Merger and Exchange:
The MBCA outlines a corporation’s ability to merge with one or more domestic or foreign corporations; resulting in a single corporate entity. Such a process is usually accomplished by first issuing a plan of merger, which is to be approved by the board of directors and, in some cases, the shareholders. Similarly, a corporation can issue a plan of exchange, which consists of the acquisition of all outstanding shares from another domestic or foreign corporation.
A corporation can be dissolved in a number of ways. The MBCA includes four methods of dissolution: (a) before the issuance of shares, (b) after the issuance of shares, (c) by order of a court, or (d) by the secretary of state. If, for example, a corporation has already issued shares, written notice must be given to the shareholders and a shareholder vote must be held. If such procedures result in an approval of corporate dissolution, the corporation must file a notice of its intent to dissolve with the Minnesota Secretary of State. Following the filing of this notice, the corporation is to cease its business operations and start the process of winding up all business affairs. Additionally, the corporation’s directors are to take the necessary steps in making provision for the corporation’s debts, obligation, and liabilities. The dissolution process can become complicated, so great care should be taken when dissolving.
The Minnesota Business Corporation Act is an extremely long and detailed body of law. The process of incorporating a business is not an undertaking one should take lightly.
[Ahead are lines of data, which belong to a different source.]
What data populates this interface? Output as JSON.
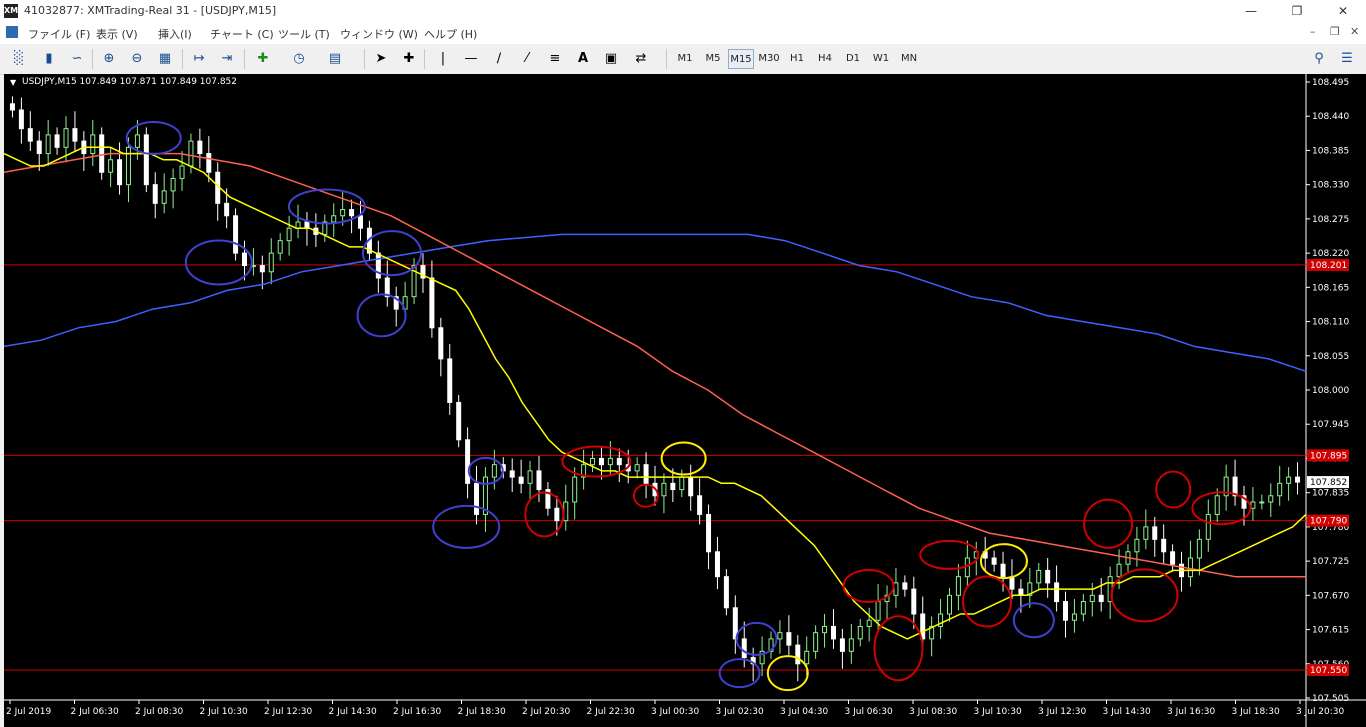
{
  "window": {
    "title": "41032877: XMTrading-Real 31 - [USDJPY,M15]",
    "logo": "XM",
    "buttons": [
      "minimize-icon",
      "restore-icon",
      "close-icon"
    ]
  },
  "menu": [
    "ファイル (F)",
    "表示 (V)",
    "挿入(I)",
    "チャート (C)",
    "ツール (T)",
    "ウィンドウ (W)",
    "ヘルプ (H)"
  ],
  "timeframes": [
    "M1",
    "M5",
    "M15",
    "M30",
    "H1",
    "H4",
    "D1",
    "W1",
    "MN"
  ],
  "active_timeframe": "M15",
  "symbol_info": "USDJPY,M15  107.849 107.871 107.849 107.852",
  "chart_data": {
    "type": "candlestick",
    "symbol": "USDJPY",
    "timeframe": "M15",
    "ylim": [
      107.505,
      108.495
    ],
    "y_ticks": [
      108.495,
      108.44,
      108.385,
      108.33,
      108.275,
      108.22,
      108.165,
      108.11,
      108.055,
      108.0,
      107.945,
      107.89,
      107.835,
      107.78,
      107.725,
      107.67,
      107.615,
      107.56,
      107.505
    ],
    "x_labels": [
      "2 Jul 2019",
      "2 Jul 06:30",
      "2 Jul 08:30",
      "2 Jul 10:30",
      "2 Jul 12:30",
      "2 Jul 14:30",
      "2 Jul 16:30",
      "2 Jul 18:30",
      "2 Jul 20:30",
      "2 Jul 22:30",
      "3 Jul 00:30",
      "3 Jul 02:30",
      "3 Jul 04:30",
      "3 Jul 06:30",
      "3 Jul 08:30",
      "3 Jul 10:30",
      "3 Jul 12:30",
      "3 Jul 14:30",
      "3 Jul 16:30",
      "3 Jul 18:30",
      "3 Jul 20:30"
    ],
    "current_price": 107.852,
    "h_lines": [
      {
        "price": 108.201,
        "label": "108.201",
        "color": "#d00000"
      },
      {
        "price": 107.895,
        "label": "107.895",
        "color": "#d00000"
      },
      {
        "price": 107.79,
        "label": "107.790",
        "color": "#d00000"
      },
      {
        "price": 107.55,
        "label": "107.550",
        "color": "#d00000"
      }
    ],
    "close": [
      108.45,
      108.42,
      108.4,
      108.38,
      108.41,
      108.39,
      108.42,
      108.4,
      108.38,
      108.41,
      108.35,
      108.37,
      108.33,
      108.39,
      108.41,
      108.33,
      108.3,
      108.32,
      108.34,
      108.36,
      108.4,
      108.38,
      108.35,
      108.3,
      108.28,
      108.22,
      108.2,
      108.2,
      108.19,
      108.22,
      108.24,
      108.26,
      108.27,
      108.26,
      108.25,
      108.27,
      108.28,
      108.29,
      108.28,
      108.26,
      108.22,
      108.18,
      108.15,
      108.13,
      108.15,
      108.2,
      108.18,
      108.1,
      108.05,
      107.98,
      107.92,
      107.85,
      107.8,
      107.86,
      107.88,
      107.87,
      107.86,
      107.85,
      107.87,
      107.84,
      107.81,
      107.79,
      107.82,
      107.86,
      107.88,
      107.89,
      107.88,
      107.89,
      107.88,
      107.87,
      107.88,
      107.85,
      107.83,
      107.85,
      107.84,
      107.86,
      107.83,
      107.8,
      107.74,
      107.7,
      107.65,
      107.6,
      107.57,
      107.56,
      107.58,
      107.6,
      107.61,
      107.59,
      107.56,
      107.58,
      107.61,
      107.62,
      107.6,
      107.58,
      107.6,
      107.62,
      107.63,
      107.66,
      107.67,
      107.69,
      107.68,
      107.64,
      107.6,
      107.62,
      107.64,
      107.67,
      107.7,
      107.73,
      107.74,
      107.73,
      107.72,
      107.7,
      107.68,
      107.67,
      107.69,
      107.71,
      107.69,
      107.66,
      107.63,
      107.64,
      107.66,
      107.67,
      107.66,
      107.7,
      107.72,
      107.74,
      107.76,
      107.78,
      107.76,
      107.74,
      107.72,
      107.7,
      107.73,
      107.76,
      107.8,
      107.83,
      107.86,
      107.83,
      107.81,
      107.82,
      107.82,
      107.83,
      107.85,
      107.86,
      107.852
    ],
    "ma_fast": [
      108.38,
      108.37,
      108.36,
      108.36,
      108.37,
      108.38,
      108.39,
      108.39,
      108.39,
      108.38,
      108.38,
      108.38,
      108.37,
      108.37,
      108.36,
      108.35,
      108.33,
      108.31,
      108.3,
      108.29,
      108.28,
      108.27,
      108.26,
      108.26,
      108.25,
      108.24,
      108.23,
      108.23,
      108.22,
      108.21,
      108.2,
      108.19,
      108.18,
      108.17,
      108.16,
      108.13,
      108.09,
      108.05,
      108.02,
      107.98,
      107.95,
      107.92,
      107.9,
      107.89,
      107.88,
      107.87,
      107.87,
      107.86,
      107.86,
      107.86,
      107.86,
      107.86,
      107.86,
      107.86,
      107.85,
      107.85,
      107.84,
      107.83,
      107.81,
      107.79,
      107.77,
      107.75,
      107.72,
      107.69,
      107.66,
      107.64,
      107.62,
      107.61,
      107.6,
      107.61,
      107.62,
      107.63,
      107.64,
      107.64,
      107.65,
      107.66,
      107.67,
      107.67,
      107.68,
      107.68,
      107.68,
      107.68,
      107.68,
      107.69,
      107.69,
      107.7,
      107.7,
      107.7,
      107.71,
      107.71,
      107.71,
      107.72,
      107.73,
      107.74,
      107.75,
      107.76,
      107.77,
      107.78,
      107.8
    ],
    "ma_mid": [
      108.35,
      108.36,
      108.37,
      108.38,
      108.38,
      108.38,
      108.37,
      108.36,
      108.34,
      108.32,
      108.3,
      108.28,
      108.25,
      108.22,
      108.19,
      108.16,
      108.13,
      108.1,
      108.07,
      108.03,
      108.0,
      107.96,
      107.93,
      107.9,
      107.87,
      107.84,
      107.81,
      107.79,
      107.77,
      107.76,
      107.75,
      107.74,
      107.73,
      107.72,
      107.71,
      107.7,
      107.7,
      107.7
    ],
    "ma_slow": [
      108.07,
      108.08,
      108.1,
      108.11,
      108.13,
      108.14,
      108.16,
      108.17,
      108.19,
      108.2,
      108.21,
      108.22,
      108.23,
      108.24,
      108.245,
      108.25,
      108.25,
      108.25,
      108.25,
      108.25,
      108.25,
      108.24,
      108.22,
      108.2,
      108.19,
      108.17,
      108.15,
      108.14,
      108.12,
      108.11,
      108.1,
      108.09,
      108.07,
      108.06,
      108.05,
      108.03
    ],
    "colors": {
      "bull": "#8ff08f",
      "bear": "#ffffff",
      "ma_fast": "#ffff00",
      "ma_mid": "#ff6050",
      "ma_slow": "#4060ff",
      "grid_text": "#ffffff"
    },
    "annotations": [
      {
        "color": "#4040d0",
        "t": 0.115,
        "p": 108.405,
        "rx": 27,
        "ry": 16
      },
      {
        "color": "#4040d0",
        "t": 0.165,
        "p": 108.205,
        "rx": 33,
        "ry": 22
      },
      {
        "color": "#4040d0",
        "t": 0.248,
        "p": 108.295,
        "rx": 38,
        "ry": 17
      },
      {
        "color": "#4040d0",
        "t": 0.298,
        "p": 108.22,
        "rx": 29,
        "ry": 22
      },
      {
        "color": "#4040d0",
        "t": 0.29,
        "p": 108.12,
        "rx": 24,
        "ry": 21
      },
      {
        "color": "#4040d0",
        "t": 0.37,
        "p": 107.87,
        "rx": 17,
        "ry": 13
      },
      {
        "color": "#4040d0",
        "t": 0.355,
        "p": 107.78,
        "rx": 33,
        "ry": 21
      },
      {
        "color": "#d00000",
        "t": 0.415,
        "p": 107.8,
        "rx": 19,
        "ry": 22
      },
      {
        "color": "#d00000",
        "t": 0.455,
        "p": 107.885,
        "rx": 34,
        "ry": 15
      },
      {
        "color": "#ffee00",
        "t": 0.522,
        "p": 107.89,
        "rx": 22,
        "ry": 16
      },
      {
        "color": "#d00000",
        "t": 0.493,
        "p": 107.83,
        "rx": 12,
        "ry": 11
      },
      {
        "color": "#4040d0",
        "t": 0.578,
        "p": 107.6,
        "rx": 20,
        "ry": 16
      },
      {
        "color": "#4040d0",
        "t": 0.565,
        "p": 107.545,
        "rx": 20,
        "ry": 14
      },
      {
        "color": "#ffee00",
        "t": 0.602,
        "p": 107.545,
        "rx": 20,
        "ry": 17
      },
      {
        "color": "#d00000",
        "t": 0.664,
        "p": 107.685,
        "rx": 25,
        "ry": 16
      },
      {
        "color": "#d00000",
        "t": 0.687,
        "p": 107.585,
        "rx": 24,
        "ry": 32
      },
      {
        "color": "#d00000",
        "t": 0.726,
        "p": 107.735,
        "rx": 29,
        "ry": 14
      },
      {
        "color": "#ffee00",
        "t": 0.768,
        "p": 107.725,
        "rx": 23,
        "ry": 17
      },
      {
        "color": "#d00000",
        "t": 0.755,
        "p": 107.66,
        "rx": 24,
        "ry": 25
      },
      {
        "color": "#4040d0",
        "t": 0.791,
        "p": 107.63,
        "rx": 20,
        "ry": 17
      },
      {
        "color": "#d00000",
        "t": 0.848,
        "p": 107.785,
        "rx": 24,
        "ry": 24
      },
      {
        "color": "#d00000",
        "t": 0.876,
        "p": 107.67,
        "rx": 33,
        "ry": 26
      },
      {
        "color": "#d00000",
        "t": 0.898,
        "p": 107.84,
        "rx": 17,
        "ry": 18
      },
      {
        "color": "#d00000",
        "t": 0.935,
        "p": 107.81,
        "rx": 29,
        "ry": 16
      }
    ]
  }
}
Carefully reviewing each provision set forth in the MBCA should be a task every incorporator engages in, and should be done under the advisement of a knowledgeable business attorney.
Written by former Law Clerk, Michael Carlson